I have a program with a UI, where you can enter a digital value or an analog value. If you enter the digital value, it should update the analog value, and vice versa. This means that two fields can easily infinitely loop to each other (digital and analog).

The field name is simply “C” (The meaning of “C” is clear to someone with domain knowledge)

The name of my test is:

Breaking it down:
Test: It’s a test. I always call test methods “Test”
“ConvertDigitalToAnalog”: The method I’m testing converts a digital value to an analog value.
“C”: c.
“DoesNotRewriteItself”: My assertion is that the value I enter will be the value at the end of the test.

So (and I’ve never actually written this down) my tests are written as:
“Test” “What feature/function/method/class/input I’m testing” “What action I will perform” and only sometimes, “What I want to see from the test”

Other tests from the same test suite:
TestInputToDigitalFieldOutOfRangeHigh() - out of range, when I write it, implies an error state
TestInputToDigitalFieldWithNaN() - NaN is, of course, not a number. It also implies an error state.

Now here’s the thing. I never actually looked up or asked how other people do this. I just use what makes sense for me, so that the tester should know what is going on.


I think the longer names are important, I have seen people start to use conjunctions, which Brian shows us clearly you should avoid.
A naming convention that creates grouping is also useful, but I tend to want to use suite names to control groupings as well. So try to be consistent with the position you put the feature (usually first), and the critera usually last to get that to work. I find myself doing a lot of system testing, and I’ll sometimes go back and update the test spec title to better capture the “name-parts” I use in the code, since you spend more time looking at code than in the test management tool.


I mainly write unit tests right now so I do not know if this is applicable to integration tests / functional tests but here goes.

There are two main principles that I try to keep in mind. The first is to test the component as a whole instead of the methods, the other is to test (and document) the intent not the action.

This would for instance mean that instead of have a few tests like “TestCreateUserIndexOutOfBoundsException” there would be “TestUserRegistrationErrorRecovery” and in that test there will be plenty of actions that produces errors and asserts that checks the correct responses. There might be another which is “TestInputValidation”. This allows for a few things. If I have a component that is “UserRegistration” there will be a test which is the “UserRegistrationTest”, thus I do not need to add UserRegistration in the individual test because that is already documented in the name of the test file. The other thing is does is that when I change something I need to think if I have changed the intent of the component and update the tests. If I have not I do not need to add, change or remove tests.

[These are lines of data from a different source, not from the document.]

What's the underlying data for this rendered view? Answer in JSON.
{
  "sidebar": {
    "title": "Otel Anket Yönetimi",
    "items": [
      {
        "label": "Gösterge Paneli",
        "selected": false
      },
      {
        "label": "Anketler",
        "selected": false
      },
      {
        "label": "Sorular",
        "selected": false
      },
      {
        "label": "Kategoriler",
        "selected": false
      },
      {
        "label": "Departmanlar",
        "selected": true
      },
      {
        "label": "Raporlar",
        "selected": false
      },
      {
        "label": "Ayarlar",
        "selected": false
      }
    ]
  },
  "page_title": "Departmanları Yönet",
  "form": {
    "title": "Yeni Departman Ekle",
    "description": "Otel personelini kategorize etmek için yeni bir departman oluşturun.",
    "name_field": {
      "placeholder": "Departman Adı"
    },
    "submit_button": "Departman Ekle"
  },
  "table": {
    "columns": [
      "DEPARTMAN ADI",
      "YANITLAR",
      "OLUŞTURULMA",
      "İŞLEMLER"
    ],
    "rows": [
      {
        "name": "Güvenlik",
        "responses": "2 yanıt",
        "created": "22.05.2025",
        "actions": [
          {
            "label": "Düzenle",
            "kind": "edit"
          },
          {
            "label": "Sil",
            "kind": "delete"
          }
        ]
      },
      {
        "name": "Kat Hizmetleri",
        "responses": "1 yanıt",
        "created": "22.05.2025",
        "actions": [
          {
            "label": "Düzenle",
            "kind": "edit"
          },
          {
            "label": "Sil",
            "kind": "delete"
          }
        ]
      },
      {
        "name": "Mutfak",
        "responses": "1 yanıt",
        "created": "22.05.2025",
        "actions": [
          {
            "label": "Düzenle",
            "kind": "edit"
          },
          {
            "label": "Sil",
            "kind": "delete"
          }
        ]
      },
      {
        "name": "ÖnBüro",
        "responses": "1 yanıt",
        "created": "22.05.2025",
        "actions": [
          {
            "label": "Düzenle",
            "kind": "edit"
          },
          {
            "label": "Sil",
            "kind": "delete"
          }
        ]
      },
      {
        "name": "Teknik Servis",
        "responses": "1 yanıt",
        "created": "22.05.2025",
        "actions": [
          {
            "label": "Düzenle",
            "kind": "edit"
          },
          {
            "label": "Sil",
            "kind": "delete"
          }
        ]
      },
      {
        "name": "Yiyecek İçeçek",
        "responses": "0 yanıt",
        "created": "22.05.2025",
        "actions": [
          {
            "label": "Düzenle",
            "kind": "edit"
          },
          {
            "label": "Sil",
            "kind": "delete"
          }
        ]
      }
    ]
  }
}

From what I remember from Functional tests is that test execution is a thing and that you might have finer control over what tests that actually gets executed which would argue for finer control over asserts and not grouping them. But in that case I still would suggest a naming scheme in terms of “Will Always Run”, “Will Only Run if the this function have changed”, “Only for troubleshooting purposes if the previous tests failed in order to get a better understanding on what exactly went wrong”. Again the intent of the test here is documented with regards to execution.

If I were to continue to translate this to functional testing I would probably try to come up with a scheme like this in the case of a web application.

Group test according to User Missions (let’s use twitter as an example). Register User, Tweet (the verb not the noun), Retweet, Read Flow, Update Profile etc.
Each area will typically contain a few standard parts like “Basic”, “Input validation”, “ErrorHandling”, “Localisation” and maybe a few specific parts for that area alone.
So to get to the naming it would be Tweet.Basic, Tweet.Localisation. And then I would probably update test suites so I have one which is “All Areas Basic Tests” which I will always run for instance.

Lot’s of thoughts in one post. Good topic! :slight_smile: